Up the Ante
The ante is an amount of money that all players put into the pot before the dealer deals the cards. In a friendly game, the ante may be a single penny. There is no ante in Texas Hold’em. In that game, there are two blinds, the Big Blind and the Small Blind.
In Texas Hold’em a player has to call or raise the Big Blind if they want to see the flop.
In any business negotiation, to up the ante means to raise the cost of staying in the negotiation. The cause might be someone else making a very high bid for the item being negotiated
In war, there might be a time when the winning side offers a conditional surrender. If the other side believes it has an ace in the hole, it might reject the offer of a conditional surrender.

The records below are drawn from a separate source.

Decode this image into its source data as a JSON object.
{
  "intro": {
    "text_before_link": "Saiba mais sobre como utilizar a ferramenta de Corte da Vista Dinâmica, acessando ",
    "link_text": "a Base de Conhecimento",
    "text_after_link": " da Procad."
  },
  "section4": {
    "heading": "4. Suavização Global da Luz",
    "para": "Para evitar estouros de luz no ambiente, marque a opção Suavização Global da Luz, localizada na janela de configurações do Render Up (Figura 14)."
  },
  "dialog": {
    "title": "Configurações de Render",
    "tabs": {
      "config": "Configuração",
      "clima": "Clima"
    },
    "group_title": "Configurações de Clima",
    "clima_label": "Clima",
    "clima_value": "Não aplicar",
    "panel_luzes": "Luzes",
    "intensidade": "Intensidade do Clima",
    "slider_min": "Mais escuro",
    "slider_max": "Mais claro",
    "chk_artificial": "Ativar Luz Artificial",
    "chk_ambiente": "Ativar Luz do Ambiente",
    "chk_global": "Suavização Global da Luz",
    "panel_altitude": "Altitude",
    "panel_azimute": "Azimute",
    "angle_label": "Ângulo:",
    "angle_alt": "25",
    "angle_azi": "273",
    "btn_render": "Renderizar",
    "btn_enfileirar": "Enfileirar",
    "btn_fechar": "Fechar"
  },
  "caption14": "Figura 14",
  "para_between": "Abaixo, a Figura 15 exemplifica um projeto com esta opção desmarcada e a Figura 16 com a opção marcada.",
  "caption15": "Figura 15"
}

Then if the tide of war continues as it was before the offer was made, the winning side might up the ante by demanding an unconditional surrender.
Sweeten the Pot

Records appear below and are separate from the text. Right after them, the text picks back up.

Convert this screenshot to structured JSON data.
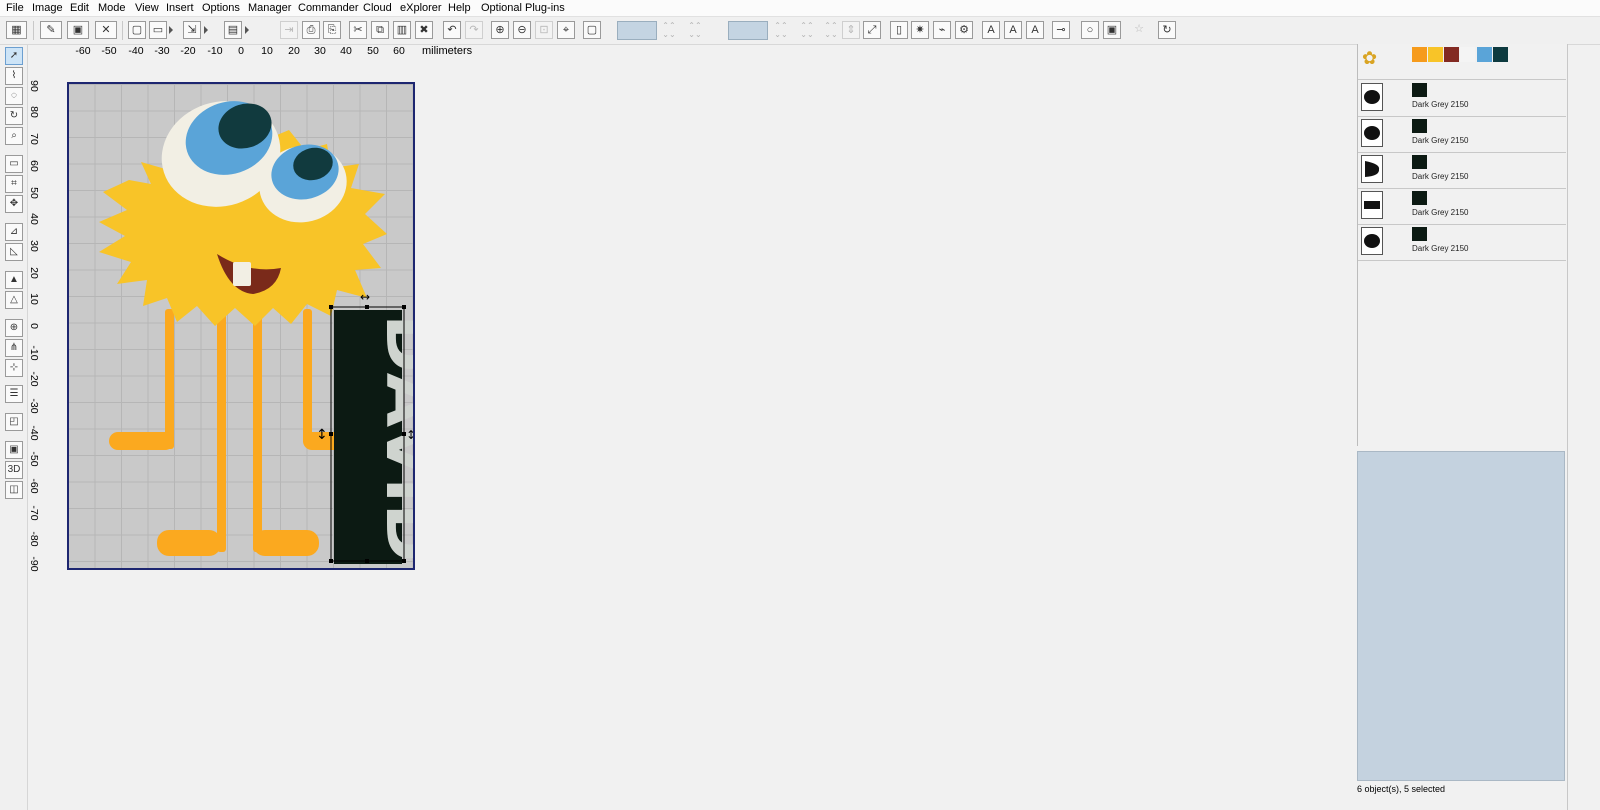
{
  "menu": [
    "File",
    "Image",
    "Edit",
    "Mode",
    "View",
    "Insert",
    "Options",
    "Manager",
    "Commander",
    "Cloud",
    "eXplorer",
    "Help",
    "Optional Plug-ins"
  ],
  "toolbar_icons": [
    "new-design",
    "open-design",
    "save-design",
    "undo",
    "redo",
    "zoom-in",
    "zoom-out",
    "select-all",
    "rotate",
    "mirror"
  ],
  "ruler": {
    "unit": "milimeters",
    "h_ticks": [
      "-60",
      "-50",
      "-40",
      "-30",
      "-20",
      "-10",
      "0",
      "10",
      "20",
      "30",
      "40",
      "50",
      "60"
    ],
    "v_ticks": [
      "90",
      "80",
      "70",
      "60",
      "50",
      "40",
      "30",
      "20",
      "10",
      "0",
      "-10",
      "-20",
      "-30",
      "-40",
      "-50",
      "-60",
      "-70",
      "-80",
      "-90"
    ]
  },
  "design": {
    "colors": {
      "body": "#f8c428",
      "legs": "#fba91f",
      "eye_white": "#f2efe4",
      "eye_blue": "#5aa4d8",
      "pupil": "#113a3e",
      "mouth": "#7a2a1a",
      "text": "#0c1a13",
      "hoop_border": "#1d2670"
    },
    "lettering_text": "DAVID"
  },
  "palette": {
    "colors": [
      "#f69b1c",
      "#f8c428",
      "#832a22",
      "#f4f4f4",
      "#5aa4d8",
      "#0d3a3f"
    ]
  },
  "objects": [
    {
      "label": "Dark Grey 2150"
    },
    {
      "label": "Dark Grey 2150"
    },
    {
      "label": "Dark Grey 2150"
    },
    {
      "label": "Dark Grey 2150"
    },
    {
      "label": "Dark Grey 2150"
    }
  ],
  "status": "6 object(s), 5 selected"
}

This fascinating idiom is actually the mirror image of the previous idiom. In both cases, the person or side with the upper hand makes a demand that the lesser side must accept or fall out of the negotiation. in the previous case, the side with the upper hand was the side with something the other person or side wants to buy, such as a house.
If you want to buy the house the bank may up the ante by asking for a higher down payment.
In this idiom, one side wants the other side’s patronage. The request to sweeten the pot comes from the person or entity that is being wooed to patronize a company or a sports team, for example.
To sweeten the pot means for the side receiving offers to demand even more money, benefits, perks, or any other accoutrements of the job or position before accepting the job or position.
Play Your Cards Right
This is exactly what any businessperson strives to do during a protracted negotiation. Playing one’s cards right means timing every new offer as well as they can for the best effect.
Playing one’s cards right implies a step-by-step process. It is the opposite of another common idiom: to lay one’s cards on the table. At the end of a hand in poker all the players still in the hand lay their cards on the table. In a negotiation, it is often a very big mistake to lay one’s virtual cards on the table too early or all at once.
If the other side in the negotiation senses that you have laid all your cards on the table and you don’t have an ace in the hole, they will take the upper hand in the negotiation and they will up the ante!
These are just a few of many idioms the world of gaming has bequeathed the English language. Idioms are truly the spice of the English language!
Play Your Cards Right at Video Poker and Blackjack Here at Jackpot Capital
We have published several articles on how to play your cards right at these super-popular games of skill. Since the return to player rate in these games, if you play your cards right, is about 99.5%, it pays to read our articles on the games and to PLAY ONLINE CASINO GAMES HERE AT JACKPOT CAPITAL!